The Russell was the index that really broke the trend. The Russell began last Wednesday at 634 and closed today at 626. However, the Russell had been the index of choice for the prior five weeks. Funds normally buy the Russell stocks going into year end and I suspect there was a lot more posturing in small caps before last week's bounce. The Russell also led this week's drop with a very weak performance beginning on Monday. When the bottom fell out today it began on the Russell and never let up. After the close the Russell futures fell to 624 in after hours. The Russell futures have been weaker than the cash index and this agrees with my speculation about the pre dividend futures speculation. They just unloaded them today and with the Russell futures a "thinner" market the damage was more apparent.
All this speculation about the reason for the drop does not tell us where the drop will stop. Personally my target for the drop this week was SPX 1177. (1176 in the futures) I talked about it all day in the futures monitor and that has been exactly the low so far. No magic here but just very obvious support. That equates to 10425-10440 on the Dow. The Nasdaq equivalent would have been 2100 but the techs are holding their gains better despite the -36 point drop. The Nasdaq closed at 2116.
For Wednesday I am looking for a potential rebound but it may only come in the form of an oversold relief bounce. Some damage has been done to the bullish sentiment and it may take a couple days for that to be erased. We are still in the period in December where weakness is common so there is no reason to get too excited.
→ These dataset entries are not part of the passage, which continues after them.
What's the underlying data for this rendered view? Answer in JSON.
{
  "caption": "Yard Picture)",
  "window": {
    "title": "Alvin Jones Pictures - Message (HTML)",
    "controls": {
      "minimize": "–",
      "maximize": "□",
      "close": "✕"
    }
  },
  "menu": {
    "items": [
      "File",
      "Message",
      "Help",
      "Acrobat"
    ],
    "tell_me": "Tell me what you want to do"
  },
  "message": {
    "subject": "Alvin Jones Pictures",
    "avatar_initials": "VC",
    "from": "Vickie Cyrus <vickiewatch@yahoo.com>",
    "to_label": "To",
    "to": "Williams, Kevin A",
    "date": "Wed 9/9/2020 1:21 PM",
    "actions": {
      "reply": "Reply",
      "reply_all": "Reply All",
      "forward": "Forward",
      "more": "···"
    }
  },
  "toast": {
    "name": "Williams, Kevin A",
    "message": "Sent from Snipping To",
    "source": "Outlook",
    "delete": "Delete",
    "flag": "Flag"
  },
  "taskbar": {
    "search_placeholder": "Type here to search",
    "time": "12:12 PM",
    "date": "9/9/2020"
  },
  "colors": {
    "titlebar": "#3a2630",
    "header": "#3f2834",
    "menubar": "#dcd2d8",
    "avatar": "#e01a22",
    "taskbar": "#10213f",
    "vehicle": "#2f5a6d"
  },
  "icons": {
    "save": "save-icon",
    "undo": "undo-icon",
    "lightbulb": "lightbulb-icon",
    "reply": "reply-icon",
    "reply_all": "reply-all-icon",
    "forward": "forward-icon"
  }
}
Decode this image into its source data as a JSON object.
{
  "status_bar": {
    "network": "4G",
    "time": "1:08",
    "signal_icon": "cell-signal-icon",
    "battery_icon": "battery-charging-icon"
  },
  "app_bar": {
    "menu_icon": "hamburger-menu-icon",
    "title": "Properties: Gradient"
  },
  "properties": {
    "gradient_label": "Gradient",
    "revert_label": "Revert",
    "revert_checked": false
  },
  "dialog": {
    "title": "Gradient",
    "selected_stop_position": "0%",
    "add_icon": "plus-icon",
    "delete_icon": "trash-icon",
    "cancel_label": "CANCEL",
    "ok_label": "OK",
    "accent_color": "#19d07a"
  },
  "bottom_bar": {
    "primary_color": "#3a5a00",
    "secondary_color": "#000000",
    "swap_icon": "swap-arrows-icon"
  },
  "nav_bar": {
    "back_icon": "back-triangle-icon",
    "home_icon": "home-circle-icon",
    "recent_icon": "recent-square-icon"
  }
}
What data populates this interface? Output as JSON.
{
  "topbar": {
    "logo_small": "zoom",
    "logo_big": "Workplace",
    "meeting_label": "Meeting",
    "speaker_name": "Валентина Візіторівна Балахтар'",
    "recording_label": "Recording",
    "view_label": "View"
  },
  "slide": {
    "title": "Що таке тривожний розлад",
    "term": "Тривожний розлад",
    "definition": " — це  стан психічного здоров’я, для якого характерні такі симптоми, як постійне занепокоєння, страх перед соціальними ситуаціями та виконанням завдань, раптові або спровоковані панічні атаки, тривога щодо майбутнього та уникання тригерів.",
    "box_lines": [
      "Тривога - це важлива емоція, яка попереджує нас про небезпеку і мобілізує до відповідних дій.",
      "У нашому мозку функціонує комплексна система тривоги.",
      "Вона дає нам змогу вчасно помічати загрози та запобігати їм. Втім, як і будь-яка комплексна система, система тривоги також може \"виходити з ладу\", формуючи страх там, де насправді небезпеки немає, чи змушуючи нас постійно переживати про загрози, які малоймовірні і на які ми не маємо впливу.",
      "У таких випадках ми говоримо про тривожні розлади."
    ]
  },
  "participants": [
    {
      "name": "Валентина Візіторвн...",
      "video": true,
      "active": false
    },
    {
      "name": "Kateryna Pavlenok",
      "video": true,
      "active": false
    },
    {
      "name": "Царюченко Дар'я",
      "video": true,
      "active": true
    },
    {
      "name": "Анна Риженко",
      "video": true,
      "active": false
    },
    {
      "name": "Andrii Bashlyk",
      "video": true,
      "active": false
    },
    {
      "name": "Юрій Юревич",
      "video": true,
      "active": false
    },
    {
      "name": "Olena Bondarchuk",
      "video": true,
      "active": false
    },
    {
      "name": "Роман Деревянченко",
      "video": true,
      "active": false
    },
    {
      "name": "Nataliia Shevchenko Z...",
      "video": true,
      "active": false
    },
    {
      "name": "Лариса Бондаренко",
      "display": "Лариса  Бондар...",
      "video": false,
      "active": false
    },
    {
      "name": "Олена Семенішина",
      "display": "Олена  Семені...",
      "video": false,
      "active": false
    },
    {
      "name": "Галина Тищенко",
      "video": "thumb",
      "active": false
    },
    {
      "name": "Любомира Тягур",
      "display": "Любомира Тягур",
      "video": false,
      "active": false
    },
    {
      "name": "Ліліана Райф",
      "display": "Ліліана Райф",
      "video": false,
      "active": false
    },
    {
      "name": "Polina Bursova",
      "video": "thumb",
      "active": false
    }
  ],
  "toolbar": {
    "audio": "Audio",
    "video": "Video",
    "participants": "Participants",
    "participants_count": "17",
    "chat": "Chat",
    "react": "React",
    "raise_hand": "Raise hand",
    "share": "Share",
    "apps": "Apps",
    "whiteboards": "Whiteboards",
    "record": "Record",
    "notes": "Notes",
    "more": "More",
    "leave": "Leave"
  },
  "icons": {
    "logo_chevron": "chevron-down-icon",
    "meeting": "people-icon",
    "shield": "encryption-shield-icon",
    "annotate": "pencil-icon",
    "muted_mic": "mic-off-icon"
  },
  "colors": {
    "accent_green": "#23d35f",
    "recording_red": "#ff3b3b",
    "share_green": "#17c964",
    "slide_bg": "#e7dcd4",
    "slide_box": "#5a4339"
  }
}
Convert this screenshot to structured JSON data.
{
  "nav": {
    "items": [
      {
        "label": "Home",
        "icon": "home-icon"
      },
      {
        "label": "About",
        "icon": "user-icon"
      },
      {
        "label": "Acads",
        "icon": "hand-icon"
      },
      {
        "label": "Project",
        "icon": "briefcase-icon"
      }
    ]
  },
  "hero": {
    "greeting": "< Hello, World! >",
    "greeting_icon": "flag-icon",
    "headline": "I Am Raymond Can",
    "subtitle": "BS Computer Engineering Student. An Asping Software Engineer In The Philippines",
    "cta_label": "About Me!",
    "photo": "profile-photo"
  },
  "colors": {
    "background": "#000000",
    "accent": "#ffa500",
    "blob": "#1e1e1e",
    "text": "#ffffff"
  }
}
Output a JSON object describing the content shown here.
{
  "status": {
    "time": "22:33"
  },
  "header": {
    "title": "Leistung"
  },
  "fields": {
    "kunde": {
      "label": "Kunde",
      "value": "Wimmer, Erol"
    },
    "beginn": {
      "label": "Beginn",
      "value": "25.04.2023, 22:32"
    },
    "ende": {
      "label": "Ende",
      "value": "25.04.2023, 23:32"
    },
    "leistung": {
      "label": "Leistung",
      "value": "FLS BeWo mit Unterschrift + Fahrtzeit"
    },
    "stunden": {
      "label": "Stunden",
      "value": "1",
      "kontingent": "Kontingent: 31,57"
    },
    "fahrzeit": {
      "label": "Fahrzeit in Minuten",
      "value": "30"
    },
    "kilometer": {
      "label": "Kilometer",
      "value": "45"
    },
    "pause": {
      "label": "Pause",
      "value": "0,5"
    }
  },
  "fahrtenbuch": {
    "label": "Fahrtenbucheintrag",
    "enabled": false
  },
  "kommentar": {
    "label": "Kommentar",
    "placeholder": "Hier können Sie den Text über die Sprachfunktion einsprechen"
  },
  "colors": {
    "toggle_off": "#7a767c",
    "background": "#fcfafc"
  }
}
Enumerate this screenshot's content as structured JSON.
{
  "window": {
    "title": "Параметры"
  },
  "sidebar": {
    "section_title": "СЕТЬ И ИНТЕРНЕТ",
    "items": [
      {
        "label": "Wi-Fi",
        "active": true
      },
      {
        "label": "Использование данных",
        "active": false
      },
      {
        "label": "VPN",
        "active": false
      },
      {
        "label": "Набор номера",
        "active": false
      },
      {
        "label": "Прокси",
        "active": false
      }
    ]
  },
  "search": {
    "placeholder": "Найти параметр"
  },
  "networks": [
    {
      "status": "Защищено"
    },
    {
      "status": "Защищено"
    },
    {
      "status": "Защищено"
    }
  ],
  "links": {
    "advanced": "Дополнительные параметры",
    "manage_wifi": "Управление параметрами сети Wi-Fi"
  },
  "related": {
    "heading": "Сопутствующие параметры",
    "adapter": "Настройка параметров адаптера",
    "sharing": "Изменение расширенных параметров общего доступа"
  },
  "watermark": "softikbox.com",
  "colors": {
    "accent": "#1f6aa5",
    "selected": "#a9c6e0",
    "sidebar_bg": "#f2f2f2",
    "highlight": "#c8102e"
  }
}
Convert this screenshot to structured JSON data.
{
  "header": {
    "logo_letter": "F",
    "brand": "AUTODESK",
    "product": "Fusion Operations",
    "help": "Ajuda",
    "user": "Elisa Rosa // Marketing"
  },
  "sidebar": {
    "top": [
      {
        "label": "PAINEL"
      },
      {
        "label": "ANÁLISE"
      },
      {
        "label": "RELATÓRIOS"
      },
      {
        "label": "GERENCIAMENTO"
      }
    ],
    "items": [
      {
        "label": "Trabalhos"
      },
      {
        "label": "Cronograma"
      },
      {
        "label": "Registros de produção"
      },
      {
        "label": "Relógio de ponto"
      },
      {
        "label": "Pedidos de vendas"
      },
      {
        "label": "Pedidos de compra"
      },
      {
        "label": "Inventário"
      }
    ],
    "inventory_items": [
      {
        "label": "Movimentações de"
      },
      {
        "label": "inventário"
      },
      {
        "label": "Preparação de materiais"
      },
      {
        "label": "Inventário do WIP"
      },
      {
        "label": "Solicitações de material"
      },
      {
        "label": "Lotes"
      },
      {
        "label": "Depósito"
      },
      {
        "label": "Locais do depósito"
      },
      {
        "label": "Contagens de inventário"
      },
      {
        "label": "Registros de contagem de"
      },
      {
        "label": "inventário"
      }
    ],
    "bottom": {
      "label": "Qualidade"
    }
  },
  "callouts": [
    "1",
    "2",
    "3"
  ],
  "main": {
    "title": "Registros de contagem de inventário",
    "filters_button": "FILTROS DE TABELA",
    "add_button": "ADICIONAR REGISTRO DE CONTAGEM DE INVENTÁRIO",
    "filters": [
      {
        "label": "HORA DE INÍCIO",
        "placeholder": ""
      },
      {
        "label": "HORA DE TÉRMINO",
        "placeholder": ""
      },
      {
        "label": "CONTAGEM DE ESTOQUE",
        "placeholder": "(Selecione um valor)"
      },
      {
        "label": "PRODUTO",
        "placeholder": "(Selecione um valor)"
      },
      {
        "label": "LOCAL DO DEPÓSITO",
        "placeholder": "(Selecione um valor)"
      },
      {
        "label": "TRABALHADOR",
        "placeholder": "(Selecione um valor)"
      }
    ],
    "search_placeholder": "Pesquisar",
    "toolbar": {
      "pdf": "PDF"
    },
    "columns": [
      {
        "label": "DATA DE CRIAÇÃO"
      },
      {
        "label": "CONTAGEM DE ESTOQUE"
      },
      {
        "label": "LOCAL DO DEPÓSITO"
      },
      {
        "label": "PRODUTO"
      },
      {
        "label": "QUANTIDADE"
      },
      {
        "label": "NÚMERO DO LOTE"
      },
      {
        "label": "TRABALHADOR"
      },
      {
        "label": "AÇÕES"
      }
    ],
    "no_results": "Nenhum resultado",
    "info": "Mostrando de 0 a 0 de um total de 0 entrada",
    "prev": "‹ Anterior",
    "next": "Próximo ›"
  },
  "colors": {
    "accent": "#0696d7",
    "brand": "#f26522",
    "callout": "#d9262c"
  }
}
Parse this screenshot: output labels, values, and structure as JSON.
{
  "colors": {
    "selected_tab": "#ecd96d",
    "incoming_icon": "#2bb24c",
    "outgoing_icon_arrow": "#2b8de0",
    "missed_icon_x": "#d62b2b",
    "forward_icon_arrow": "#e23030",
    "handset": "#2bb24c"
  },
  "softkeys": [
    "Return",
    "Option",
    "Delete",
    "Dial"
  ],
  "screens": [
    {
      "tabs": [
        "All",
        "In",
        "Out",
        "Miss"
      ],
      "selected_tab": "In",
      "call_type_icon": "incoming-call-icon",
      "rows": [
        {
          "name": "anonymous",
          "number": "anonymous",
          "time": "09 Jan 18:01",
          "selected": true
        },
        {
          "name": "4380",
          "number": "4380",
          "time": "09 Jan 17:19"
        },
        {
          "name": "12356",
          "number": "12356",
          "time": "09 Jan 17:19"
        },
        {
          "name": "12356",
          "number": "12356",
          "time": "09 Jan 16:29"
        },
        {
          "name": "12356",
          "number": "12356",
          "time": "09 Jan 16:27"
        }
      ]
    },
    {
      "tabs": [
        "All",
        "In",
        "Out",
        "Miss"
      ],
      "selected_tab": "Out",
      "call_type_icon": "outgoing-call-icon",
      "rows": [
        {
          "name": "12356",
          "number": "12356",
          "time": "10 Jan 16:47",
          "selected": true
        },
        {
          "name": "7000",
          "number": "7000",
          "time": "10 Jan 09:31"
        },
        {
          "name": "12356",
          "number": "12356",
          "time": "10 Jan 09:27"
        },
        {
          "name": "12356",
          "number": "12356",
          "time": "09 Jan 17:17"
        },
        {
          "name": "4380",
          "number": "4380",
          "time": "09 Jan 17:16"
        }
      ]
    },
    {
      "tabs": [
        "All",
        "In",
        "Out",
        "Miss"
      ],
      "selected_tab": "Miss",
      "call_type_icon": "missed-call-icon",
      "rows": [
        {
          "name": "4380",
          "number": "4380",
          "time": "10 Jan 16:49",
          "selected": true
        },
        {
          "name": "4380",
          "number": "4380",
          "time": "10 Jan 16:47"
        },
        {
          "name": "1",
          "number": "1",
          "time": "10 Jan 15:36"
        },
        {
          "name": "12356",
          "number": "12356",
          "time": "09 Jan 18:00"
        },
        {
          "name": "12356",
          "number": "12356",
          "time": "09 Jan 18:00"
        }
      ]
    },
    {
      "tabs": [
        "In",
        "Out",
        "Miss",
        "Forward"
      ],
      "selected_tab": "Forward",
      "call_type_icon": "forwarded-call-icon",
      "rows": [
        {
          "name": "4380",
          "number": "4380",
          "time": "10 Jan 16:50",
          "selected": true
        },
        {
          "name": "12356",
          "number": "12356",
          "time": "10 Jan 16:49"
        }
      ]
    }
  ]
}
I have to admit the sharpness of today's drop was out of character for the current market and if it is not due to the futures play by hedge funds then there are forces at work that could continue to undermine support.
I am still a dip buyer above SPX 1165 and would target that level for a conservative entry in front of a Santa Claus rally. Below 1165 I would be flat or short. If we do get a relief bounce at the open on Wednesday then I would want to see that bounce hold over 1177 for bullish confirmation before going long. December is normally a bullish month but no trend is infallible. Choose your positions wisely and raise your stops to protect profits. Don't get caught letting profits slip away just because December is "normally" bullish.
Time is slipping away for the end of year renewal special. This would be a good time to check it out! Bonuses are shipped in the order they are received.
Buy the dips until the trend changes.